 The information provided by the system of FIG. 1 to a client Web server (G) is made available by a standard protocol, making it more universally useful to clients in general. Because certain preferred embodiments of the disclosed system function to make DNS data available, the standard DNS protocol as specified in RFC 1035 and subsequently updated in RFC's 2181, 1886, 1183, 1706, 1123, 1591, and others, is a preferred standard to follow in the process disclosed herein, denoted by the link (G) to (H). In the present state of the art, the client at the customer premises would directly access the general Internet resources using the client web server (G). In certain preferred embodiments of the disclosed system, the software running on the client's local computer (4) functions to direct the client to the local DNS database (4), and to the RAM (7) when the RAM is provided to improve retrieval performance. Accordingly, certain preferred embodiments of the disclosed system require no direct link between the customer premises and the general Internet for the purpose of performing reverse resolution.

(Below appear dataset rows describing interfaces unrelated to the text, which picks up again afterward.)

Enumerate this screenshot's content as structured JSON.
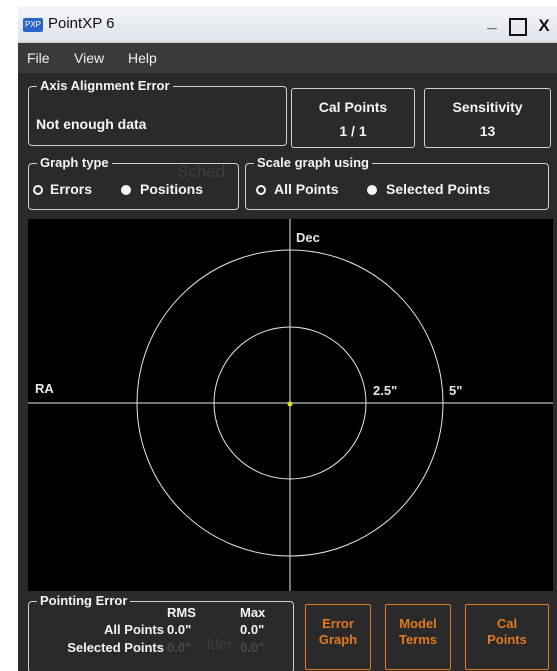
{
  "window": {
    "title": "PointXP 6",
    "icon_text": "PXP",
    "min_label": "_",
    "max_label": "□",
    "close_label": "X"
  },
  "menu": [
    "File",
    "View",
    "Help"
  ],
  "axis_alignment": {
    "legend": "Axis Alignment Error",
    "value": "Not enough data"
  },
  "cal_points": {
    "label": "Cal Points",
    "value": "1 / 1"
  },
  "sensitivity": {
    "label": "Sensitivity",
    "value": "13"
  },
  "graph_type": {
    "legend": "Graph type",
    "options": [
      "Errors",
      "Positions"
    ],
    "selected": "Positions"
  },
  "scale_graph": {
    "legend": "Scale graph using",
    "options": [
      "All Points",
      "Selected Points"
    ],
    "selected": "Selected Points"
  },
  "graph": {
    "axis_x_label": "RA",
    "axis_y_label": "Dec",
    "inner_ring_label": "2.5\"",
    "outer_ring_label": "5\"",
    "line_color": "#e8e8e8",
    "point_color": "#d9e021"
  },
  "pointing_error": {
    "legend": "Pointing Error",
    "col_rms": "RMS",
    "col_max": "Max",
    "rows": [
      {
        "label": "All Points",
        "rms": "0.0\"",
        "max": "0.0\""
      },
      {
        "label": "Selected Points",
        "rms": "0.0\"",
        "max": "0.0\""
      }
    ]
  },
  "bottom_buttons": [
    {
      "line1": "Error",
      "line2": "Graph"
    },
    {
      "line1": "Model",
      "line2": "Terms"
    },
    {
      "line1": "Cal",
      "line2": "Points"
    }
  ],
  "accent_color": "#e07a20",
  "ghost_text": {
    "top": "Sched",
    "bottom": "lder"
  }
}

 To update the local client's database (4), a request for updates is sent to the update server (J) in the central equipment and processing system (as indicated by client updates FF). Depending upon the particular service contract with the requesting client, either the summary client database (21) or the detailed client database (22) is accessed by the client. The requested data is downloaded into the client database (4). The frequency of the updates is a function of the contractual agreement in force between the client and the provider of the resolution services desired. In a preferred embodiment, some or all of the data in the local client's database (4) is copied into the RAM (7) for faster access, as is well known in the relevant art. When the client requires access to DNS data, for example, the data in the RAM (7) is accessed, rather than accessing the general Internet resources. In this manner, DNS and other supplied data can be obtained by the client in less time than if conventional methods were used.
 Adding Additional Data to the Standard Hostname

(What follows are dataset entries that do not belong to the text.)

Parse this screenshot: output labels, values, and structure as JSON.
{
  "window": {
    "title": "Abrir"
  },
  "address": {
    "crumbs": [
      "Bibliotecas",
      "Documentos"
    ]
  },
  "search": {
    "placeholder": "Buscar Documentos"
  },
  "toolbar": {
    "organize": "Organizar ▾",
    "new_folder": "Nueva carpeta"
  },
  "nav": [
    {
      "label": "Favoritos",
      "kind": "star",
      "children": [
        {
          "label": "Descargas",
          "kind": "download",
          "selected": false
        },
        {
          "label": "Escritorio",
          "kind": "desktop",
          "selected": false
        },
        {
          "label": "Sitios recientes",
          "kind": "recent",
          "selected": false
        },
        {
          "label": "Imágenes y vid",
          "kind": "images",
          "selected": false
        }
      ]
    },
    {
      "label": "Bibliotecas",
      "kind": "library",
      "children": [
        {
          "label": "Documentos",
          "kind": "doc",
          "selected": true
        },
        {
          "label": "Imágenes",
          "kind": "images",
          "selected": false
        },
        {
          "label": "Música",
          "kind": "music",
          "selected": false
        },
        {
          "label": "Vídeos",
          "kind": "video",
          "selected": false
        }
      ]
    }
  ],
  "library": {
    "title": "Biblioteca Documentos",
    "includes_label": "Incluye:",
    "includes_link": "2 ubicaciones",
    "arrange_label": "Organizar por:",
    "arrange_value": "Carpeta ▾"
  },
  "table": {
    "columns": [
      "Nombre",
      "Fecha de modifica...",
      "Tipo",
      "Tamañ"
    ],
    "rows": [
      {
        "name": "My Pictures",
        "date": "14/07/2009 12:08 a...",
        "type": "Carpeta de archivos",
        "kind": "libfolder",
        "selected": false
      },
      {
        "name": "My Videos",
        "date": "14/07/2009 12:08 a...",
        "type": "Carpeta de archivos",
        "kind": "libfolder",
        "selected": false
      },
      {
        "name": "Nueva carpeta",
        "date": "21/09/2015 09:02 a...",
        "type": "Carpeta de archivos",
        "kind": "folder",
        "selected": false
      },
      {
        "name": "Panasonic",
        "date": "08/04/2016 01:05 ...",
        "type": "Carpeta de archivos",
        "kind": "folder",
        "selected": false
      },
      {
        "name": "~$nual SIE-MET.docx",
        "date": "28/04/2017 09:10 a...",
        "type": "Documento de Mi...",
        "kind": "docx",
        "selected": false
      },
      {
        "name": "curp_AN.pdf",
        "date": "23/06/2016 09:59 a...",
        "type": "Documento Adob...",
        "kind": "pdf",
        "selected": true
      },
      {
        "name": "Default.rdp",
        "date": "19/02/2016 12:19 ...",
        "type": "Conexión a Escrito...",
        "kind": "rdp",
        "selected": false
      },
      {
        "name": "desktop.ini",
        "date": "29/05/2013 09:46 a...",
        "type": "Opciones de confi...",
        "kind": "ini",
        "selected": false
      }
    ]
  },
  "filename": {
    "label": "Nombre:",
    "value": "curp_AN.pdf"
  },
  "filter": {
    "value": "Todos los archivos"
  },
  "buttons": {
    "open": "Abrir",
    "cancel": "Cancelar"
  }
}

 In preferred embodiments, the disclosed systems server (H) provides additional fields by attaching them to the beginning or end of the name. For example, 123.ts1.splitrock.net could have the speed prepended and the country code appended, resulting in “MWDU.123.ts1.splitrock.net.us.” Reporting tools included in the client server (G) can then accurately determine the total visitors by country. The analysis of traffic by end-user connection speed can be accomplished by analysis of hostname.
 Making the end device speed known in real-time as the visitor first arrives at a web site allows customization of the page to suit the end user. For example, being able to quickly look up the connection speed of visitors to a web site can allow customized response to different visitors. Web visitors connected by a dialup connection could be shown a “lightweight” page while visitors connected by a high-speed cable modems could be shown a much richer, graphical page.
 By making reverse resolution and speed determination sufficiently robust, sites become customizable in real-time. Thus, for example, in accordance with certain preferred embodiments, web log file resolution can be integrated with serving web pages, thereby making a separate log resolution step unnecessary.
 In accordance with certain preferred embodiments, other information may also be included in the additional data. The addition of Geo-location data may be beneficial for further customizing. Suitable Geo-location data includes information such as country, region, state, city or zip code.
 While the invention has been described with respect to specific examples including presently preferred modes of carrying out the invention, those skilled in the art will appreciate that there are numerous variations and permutations of the above described systems and techniques that fall within the spirit and scope of the invention as set forth in the appended claims.